This morning I attended the launch of a new open-access web tool that lets you analyse and compare towns in Scotland. It is easy to use and has great potential. Understanding Scottish Places (USP) is designed for use by both professionals and citizens. it covers the 479 places in Scotland with populations of 1000 or more, and has data on demography, education and health, employment and retail provision. It also provides measures of how far a town is self-sufficient, inter-dependent with other towns for jobs and services, or dependent on accessing such things from elsewhere.
Case studies and DIY

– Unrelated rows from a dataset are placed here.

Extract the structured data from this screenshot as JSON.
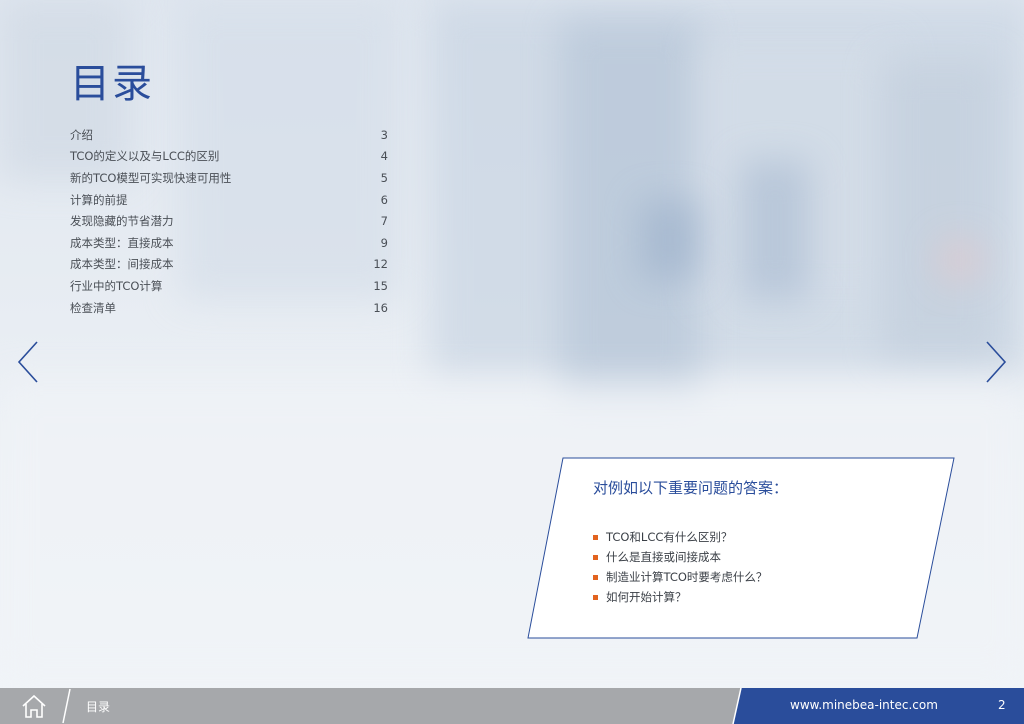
{
  "toc": {
    "title": "目录",
    "items": [
      {
        "label": "介绍",
        "page": "3"
      },
      {
        "label": "TCO的定义以及与LCC的区别",
        "page": "4"
      },
      {
        "label": "新的TCO模型可实现快速可用性",
        "page": "5"
      },
      {
        "label": "计算的前提",
        "page": "6"
      },
      {
        "label": "发现隐藏的节省潜力",
        "page": "7"
      },
      {
        "label": "成本类型：直接成本",
        "page": "9"
      },
      {
        "label": "成本类型：间接成本",
        "page": "12"
      },
      {
        "label": "行业中的TCO计算",
        "page": "15"
      },
      {
        "label": "检查清单",
        "page": "16"
      }
    ]
  },
  "questions": {
    "title": "对例如以下重要问题的答案：",
    "items": [
      "TCO和LCC有什么区别？",
      "什么是直接或间接成本",
      "制造业计算TCO时要考虑什么？",
      "如何开始计算？"
    ]
  },
  "nav": {
    "prev_icon": "chevron-left-icon",
    "next_icon": "chevron-right-icon"
  },
  "footer": {
    "home_icon": "home-icon",
    "section": "目录",
    "url": "www.minebea-intec.com",
    "page": "2"
  },
  "colors": {
    "brand_blue": "#2a4d9b",
    "accent_orange": "#e2631f",
    "footer_gray": "#a6a8ab",
    "text_gray": "#4a4f56"
  }
}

As well as the data sets the project is developing more in-depth case studies of towns. Click on “USP Audit” to see these. They include, for example, analyses of retail facitlites in the town centre, the evening economy and policy interventions such as the work of Business Improvement Districts. So far three case studies have been posted, with another on the way, and there is clear potential to grow this aspect of the website.
Further, the site includes a manual that talks users through how to do a health check on their chosen town by sing key performance indicators. There is an Excel template that can be downloaded and used for this purpose.

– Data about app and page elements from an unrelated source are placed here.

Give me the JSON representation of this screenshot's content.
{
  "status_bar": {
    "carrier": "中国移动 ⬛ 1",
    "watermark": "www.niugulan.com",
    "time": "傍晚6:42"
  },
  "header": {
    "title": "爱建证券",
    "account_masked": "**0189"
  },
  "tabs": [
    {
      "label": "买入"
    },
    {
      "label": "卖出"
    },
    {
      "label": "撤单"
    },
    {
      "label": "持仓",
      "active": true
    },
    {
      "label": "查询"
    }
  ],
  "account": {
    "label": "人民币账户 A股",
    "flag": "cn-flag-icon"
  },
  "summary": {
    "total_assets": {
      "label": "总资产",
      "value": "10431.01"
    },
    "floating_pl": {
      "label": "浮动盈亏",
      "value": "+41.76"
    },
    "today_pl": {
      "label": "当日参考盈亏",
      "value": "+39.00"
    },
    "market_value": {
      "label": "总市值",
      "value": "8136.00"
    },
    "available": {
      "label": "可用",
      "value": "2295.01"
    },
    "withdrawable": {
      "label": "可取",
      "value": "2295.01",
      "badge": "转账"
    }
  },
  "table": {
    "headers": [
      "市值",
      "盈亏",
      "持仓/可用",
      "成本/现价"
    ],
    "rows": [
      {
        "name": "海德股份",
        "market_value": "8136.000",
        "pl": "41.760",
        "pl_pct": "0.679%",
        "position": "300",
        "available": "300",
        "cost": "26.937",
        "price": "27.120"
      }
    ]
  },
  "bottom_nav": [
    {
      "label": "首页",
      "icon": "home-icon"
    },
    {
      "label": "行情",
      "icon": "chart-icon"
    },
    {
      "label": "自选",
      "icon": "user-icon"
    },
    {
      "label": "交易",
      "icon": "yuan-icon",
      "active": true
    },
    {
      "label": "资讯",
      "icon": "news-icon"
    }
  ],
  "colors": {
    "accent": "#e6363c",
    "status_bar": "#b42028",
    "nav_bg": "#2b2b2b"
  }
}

A base to build upon
Two things strike me about USP. First, it really IS easy to use. I have often come across on-line tools in the past that frustrate rather than illuminate, and/or provide you with a lot of data which is out of date or at the wrong spatial level for my purposes. USP scores highly on both these points. The information is presented concisely and clearly, and though the census data used will soon begin to age, it is easy to access and manipulate.

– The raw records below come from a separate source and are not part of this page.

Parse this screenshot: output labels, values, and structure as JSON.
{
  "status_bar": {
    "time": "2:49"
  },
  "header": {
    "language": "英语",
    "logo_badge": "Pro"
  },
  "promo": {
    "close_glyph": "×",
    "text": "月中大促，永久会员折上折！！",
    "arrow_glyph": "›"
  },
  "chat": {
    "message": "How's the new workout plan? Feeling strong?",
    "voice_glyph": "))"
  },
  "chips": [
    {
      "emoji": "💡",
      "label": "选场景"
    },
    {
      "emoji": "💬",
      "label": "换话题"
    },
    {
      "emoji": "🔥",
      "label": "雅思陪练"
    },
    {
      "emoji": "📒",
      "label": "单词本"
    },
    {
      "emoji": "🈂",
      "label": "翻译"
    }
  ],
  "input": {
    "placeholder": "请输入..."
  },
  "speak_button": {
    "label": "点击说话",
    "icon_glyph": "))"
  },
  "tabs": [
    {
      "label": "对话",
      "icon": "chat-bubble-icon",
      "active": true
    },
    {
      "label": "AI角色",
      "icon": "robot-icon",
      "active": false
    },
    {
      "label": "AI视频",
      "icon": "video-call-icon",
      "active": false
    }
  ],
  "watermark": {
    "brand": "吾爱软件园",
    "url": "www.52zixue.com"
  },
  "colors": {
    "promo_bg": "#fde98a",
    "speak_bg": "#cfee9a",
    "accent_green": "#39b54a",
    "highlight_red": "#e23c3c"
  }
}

Second, I think the town level is a useful one to work at. Yes, you can say it blurs the functional urban region, though the ability to analyse interdependence lets you probe that, albeit through a more circuitous route. But towns still matter to “normal” people,and the ability to compare one town with another will be something that should interest a wide range of stakeholders such as civic groups or retailers, to pluck out just two examples.
To me the next step would be to add a property data level. Housing is of obvious importance and interest, but so are things like conservation areas, listed buildings and buildings at risk. The historic built enviroment is such a key feature of Scotland’s places, and needs to be central to place-based policy-making.
We are living through a data explosion on a scale that was unimaginable just a few years ago. The key question for planners and economic development professionals is how we use and communicate the information. USP is a major step forward in making place information easily manipulable online for professionals and non-professionals to use. Try it out for yourself and see.
The project was funded by the Scottish Government and by the Carnegie UK Trust. The Centre for Local Economic Strategies and Scotland’s Towns Partnership along with the University of Stirling have been partners in the work.